The guns had hardly gone silent on the western front when the RAF began touting the idea of air control. The doctrinal basis of this idea had barely been discussed before it was tried in Somaliland, Iraq, and India’s North-West Frontier. Backed up by British soldiers and colonial levies, and intelligence and guidance provided by RAF special service officers (SSOs) traveling in armored cars, airpower could be used to coerce natives into cooperation, if not submission.
Thanks to SSOs who moved among the indigenous population and communicated the desires of the colonial administrators in their native language, the desired outcome was communicated to the leaders of various tribes. If the tribesmen understood but continued to defy the government, then the intelligence gained by the SSOs would be used by the RAF to “buzz” the domiciles of the key “targets” that the government wished to influence. And if all else failed, the SSOs would provide warning to the group that the aircraft would be back to bomb and strafe. This resulted in what the British called a “reverse blockade,” a situation in which the locals evacuated their village and residences to travel out to the desert or nearby caves while British planes destroyed some homes, scattered livestock, and burned crops. After living under extremely uncomfortable conditions, the tribesmen would make the leader comply with British demands so life could go back to normal.

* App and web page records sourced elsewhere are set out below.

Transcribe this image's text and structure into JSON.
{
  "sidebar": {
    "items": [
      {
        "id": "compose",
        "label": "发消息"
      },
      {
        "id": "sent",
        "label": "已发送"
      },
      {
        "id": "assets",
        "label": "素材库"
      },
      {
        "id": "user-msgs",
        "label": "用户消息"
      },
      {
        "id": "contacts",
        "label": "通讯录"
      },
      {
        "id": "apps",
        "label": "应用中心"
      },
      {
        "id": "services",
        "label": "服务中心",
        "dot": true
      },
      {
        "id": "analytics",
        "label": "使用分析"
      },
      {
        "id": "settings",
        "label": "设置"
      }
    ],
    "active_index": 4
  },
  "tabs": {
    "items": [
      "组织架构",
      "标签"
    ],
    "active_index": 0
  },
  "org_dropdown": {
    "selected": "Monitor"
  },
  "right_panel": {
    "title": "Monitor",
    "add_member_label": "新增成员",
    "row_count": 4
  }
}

Many of the actions of the RAF echo twenty-first-century warfare: the need to communicate directly with “targets” prior to taking action could be described as a key leader engagement, the occasional use of airborne leaflets could be described as an information-related capability, the use of “buzzing” could be considered a nonlethal targeting method, and the use of strafing and bombing of raiders provides obvious lethal effects. Anyone who has spent time discussing targeting methodology would recognize many elements of the British Air Control Scheme.
This is not to say that policing the empire via airpower did not have its share of setbacks. First of all, the elimination of British ground troops was not possible. Garrisons were needed, but these were much smaller than if the British army had sole charge of policing. Another element of air control was the need to place the RAF in charge of the overall effort; in situations where the army was in charge, the effort to control indigents came down to “boots on the ground,” with the RAF doing close air support. Finally, the British were unable to use air control in Palestine, where conflicts happened in urban settings rather than in the wide-open spaces. Riots between Jewish and Arab settlers did not provide targets for the aircraft, at least not without creating large numbers of civilian casualties and collateral damage.
One thing that The RAF and Tribal Control makes clear is that the use of kinetic action—for example, bombing and strafing—was actually employed sparingly. The desire of the British was provided primarily through communication; the occasional demonstration of bombing and strafing lent credibility to British threats and the capability that the British maintained, not just in military hardware but also in civil and military targeting processes and permissions.
In the case of the British, air control was about maintaining the peace, not fighting a war. The British rapidly learned the benefits of using kinetic assets in nonkinetic ways to achieve peace as a desired outcome.
Book Review written by: Lt. Col. James D. Crabtree, U.S. Army, Fort Leavenworth, Kansas